7. According to Newsday NYS’s rigidity as to who was eligible to be vaccinated has contributed to the problem. Governor Cuomo’s defense was that he was merely following CDC guidelines.
8. Newsday reported that additional sites have been needed to cope with the demand, and some are scheduled to open up over the next few weeks. Fine, better late than never, but the state will be playing catch-up. It will also have to resolve the other abovementioned issues.
9. Even these new sites have proven to be inadequate. For example, last week a new site opened at Jones Beach. There were 55,200 slots available. They were filled within two days, and the dates were months away. How many more people will die before they can get their vaccines.
10. On the other hand, Florida appears to have been better prepared and better organized. It should be noted that FL’s population has a higher risk profile than that of NY in terms of COVID. According to the latest US Census Bureau figures available it is the third largest state in terms of population with 21.9 million and ranks second in percentage of residents in the high risk category of 65 and over (20.5%). Do you know which state is first? See answer below. It will surprise you. By comparison, NY is the fourth largest state with 19.4 million and ranks 26th in percent of elderly (16%).
FL’s Governor Ron DeSantis has affirmed that the elderly and healthcare workers and patients have been and will continue to receive top priority.
11. FL has been utilizing the local infrastructure of its individual counties. Vaccines have already been shipped to all 67 FL counties for distribution. People I know who live in FL have had a much easier getting vaccinated than New Yorkers. FL appears to be well ahead of NY in distributing the vaccine to those who need it.

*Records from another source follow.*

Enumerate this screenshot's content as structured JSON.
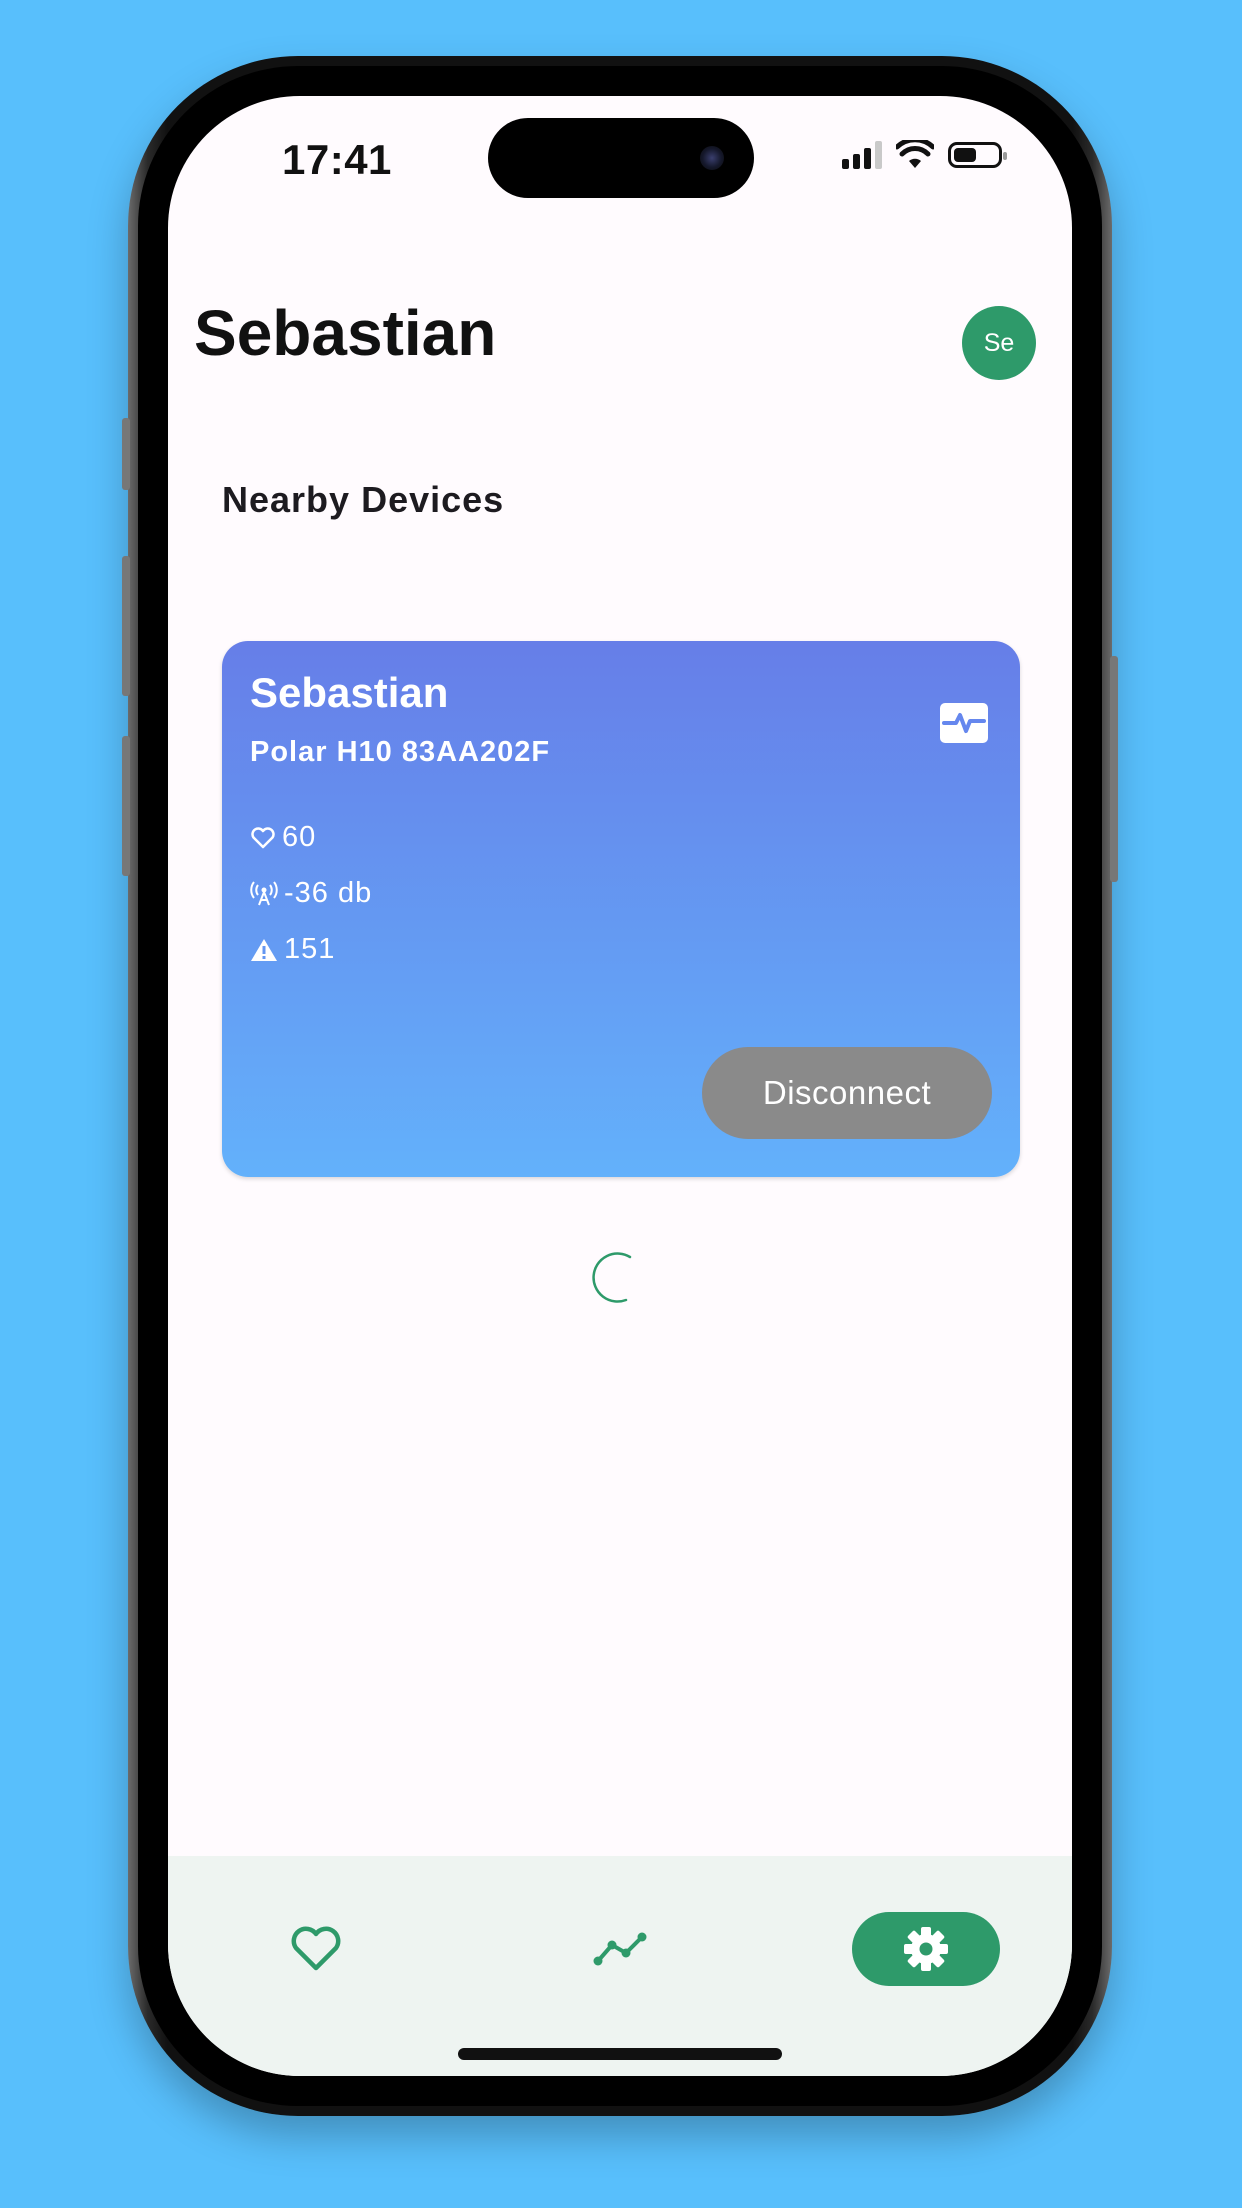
{
  "status_bar": {
    "time": "17:41"
  },
  "header": {
    "title": "Sebastian",
    "avatar_initials": "Se"
  },
  "section": {
    "title": "Nearby Devices"
  },
  "device_card": {
    "name": "Sebastian",
    "model": "Polar H10 83AA202F",
    "heart_rate": "60",
    "signal": "-36 db",
    "alerts": "151",
    "button_label": "Disconnect",
    "icon": "monitor-heart-icon"
  },
  "bottom_nav": {
    "items": [
      {
        "icon": "heart-icon",
        "active": false
      },
      {
        "icon": "trend-line-icon",
        "active": false
      },
      {
        "icon": "gear-icon",
        "active": true
      }
    ]
  },
  "colors": {
    "background": "#58BFFC",
    "accent": "#2E9A6A",
    "card_top": "#667EE8",
    "card_bottom": "#63B1FB",
    "button_gray": "#8A8A8A",
    "nav_bg": "#EEF4F1"
  }
}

12. According to Florida Health Carlos Montoya, president and CEO of Jackson Health System, praised Governor DeSantis for his “planning ahead” and exhibiting “tremendous leadership in getting the vaccine out into our community quickly.” FH noted that from the very outset DeSantis ensured that those at the greatest risk were given top priority. He “prioritized frontline healthcare workers as well as residents and staff of long-term care facilities.”
13. According to Business Insider since FL is not requiring proof of residency many “snowbirds” have been flying down there to be vaccinated. Many of them stay for a while and enjoy a mini-vacation while they wait for the booster shot. DeSantis called the practice “vaccine tourism.” According to the Wall Street Journal FL health official explained this policy thusly: “If [people] are spending time in our community….they can be spreaders.” In addition, people have come from as far away as Argentina.
NY is continuing to be plagued by a resurgence in COVID cases, hospitalizations and fatalities. According to various news sources total hospitalizations have exceeded 8,800 for several days running, a total not seen since last May. At the same time, as discussed above thousands of elderly and immunocompromised persons have been unable to get vaccinated.
This is a chance for president-elect Biden to show some leadership. He made COVID the central issue of his campaign. He has said he will direct the feds to establish mass inoculation sites and mobile clinics, provide billions of dollars in additional funding, and pressure the manufacturers to step up production not only of the vaccine but also of related supplies such as vials, needles and swabs. Talk is cheap. Let’s see if he can pull it off. I, for one, will remain skeptical until and unless he does so.
Quiz answer: Maine (20.6%).